TASK: In the records that follow, locate every line with "Giải" and extract it.

───── DATASET ─────

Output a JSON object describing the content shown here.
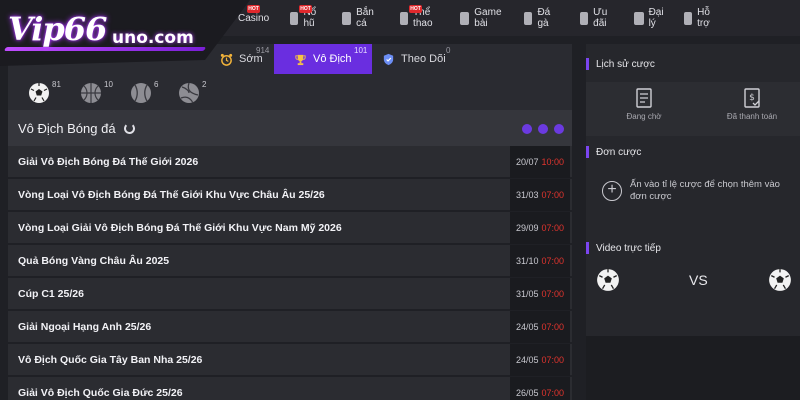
{
  "brand": {
    "logo_main": "Vip66",
    "logo_sub": "uno.com"
  },
  "nav": [
    {
      "label": "Casino",
      "icon": "casino-icon",
      "hot": true
    },
    {
      "label": "Nổ hũ",
      "icon": "slot-icon",
      "hot": true
    },
    {
      "label": "Bắn cá",
      "icon": "fish-icon",
      "hot": false
    },
    {
      "label": "Thể thao",
      "icon": "sports-icon",
      "hot": true
    },
    {
      "label": "Game bài",
      "icon": "cards-icon",
      "hot": false
    },
    {
      "label": "Đá gà",
      "icon": "rooster-icon",
      "hot": false
    },
    {
      "label": "Ưu đãi",
      "icon": "gift-icon",
      "hot": false
    },
    {
      "label": "Đại lý",
      "icon": "agent-icon",
      "hot": false
    },
    {
      "label": "Hỗ trợ",
      "icon": "support-icon",
      "hot": false
    }
  ],
  "hot_label": "HOT",
  "tabs": [
    {
      "label": "Sớm",
      "count": "914",
      "icon": "alarm-clock-icon"
    },
    {
      "label": "Vô Địch",
      "count": "101",
      "icon": "trophy-icon"
    },
    {
      "label": "Theo Dõi",
      "count": "0",
      "icon": "shield-icon"
    }
  ],
  "sports": [
    {
      "icon": "soccer-ball-icon",
      "count": "81"
    },
    {
      "icon": "basketball-icon",
      "count": "10"
    },
    {
      "icon": "tennis-ball-icon",
      "count": "6"
    },
    {
      "icon": "volleyball-icon",
      "count": "2"
    }
  ],
  "section": {
    "title": "Vô Địch Bóng đá"
  },
  "leagues": [
    {
      "name": "Giải Vô Địch Bóng Đá Thế Giới 2026",
      "date": "20/07",
      "time": "10:00"
    },
    {
      "name": "Vòng Loại Vô Địch Bóng Đá Thế Giới Khu Vực Châu Âu 25/26",
      "date": "31/03",
      "time": "07:00"
    },
    {
      "name": "Vòng Loại Giải Vô Địch Bóng Đá Thế Giới Khu Vực Nam Mỹ 2026",
      "date": "29/09",
      "time": "07:00"
    },
    {
      "name": "Quả Bóng Vàng Châu Âu 2025",
      "date": "31/10",
      "time": "07:00"
    },
    {
      "name": "Cúp C1 25/26",
      "date": "31/05",
      "time": "07:00"
    },
    {
      "name": "Giải Ngoại Hạng Anh 25/26",
      "date": "24/05",
      "time": "07:00"
    },
    {
      "name": "Vô Địch Quốc Gia Tây Ban Nha 25/26",
      "date": "24/05",
      "time": "07:00"
    },
    {
      "name": "Giải Vô Địch Quốc Gia Đức 25/26",
      "date": "26/05",
      "time": "07:00"
    }
  ],
  "history": {
    "title": "Lịch sử cược",
    "pending": "Đang chờ",
    "paid": "Đã thanh toán"
  },
  "betslip": {
    "title": "Đơn cược",
    "hint": "Ấn vào tỉ lệ cược để chọn thêm vào đơn cược"
  },
  "live": {
    "title": "Video trực tiếp",
    "vs": "VS"
  },
  "colors": {
    "accent": "#6a2ee0",
    "time_red": "#e0342e",
    "background": "#1f2025"
  }
}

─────

WRITTEN SOLUTION:
      "name": "Giải Vô Địch Bóng Đá Thế Giới 2026",
      "name": "Vòng Loại Giải Vô Địch Bóng Đá Thế Giới Khu Vực Nam Mỹ 2026",
      "name": "Giải Ngoại Hạng Anh 25/26",
      "name": "Giải Vô Địch Quốc Gia Đức 25/26",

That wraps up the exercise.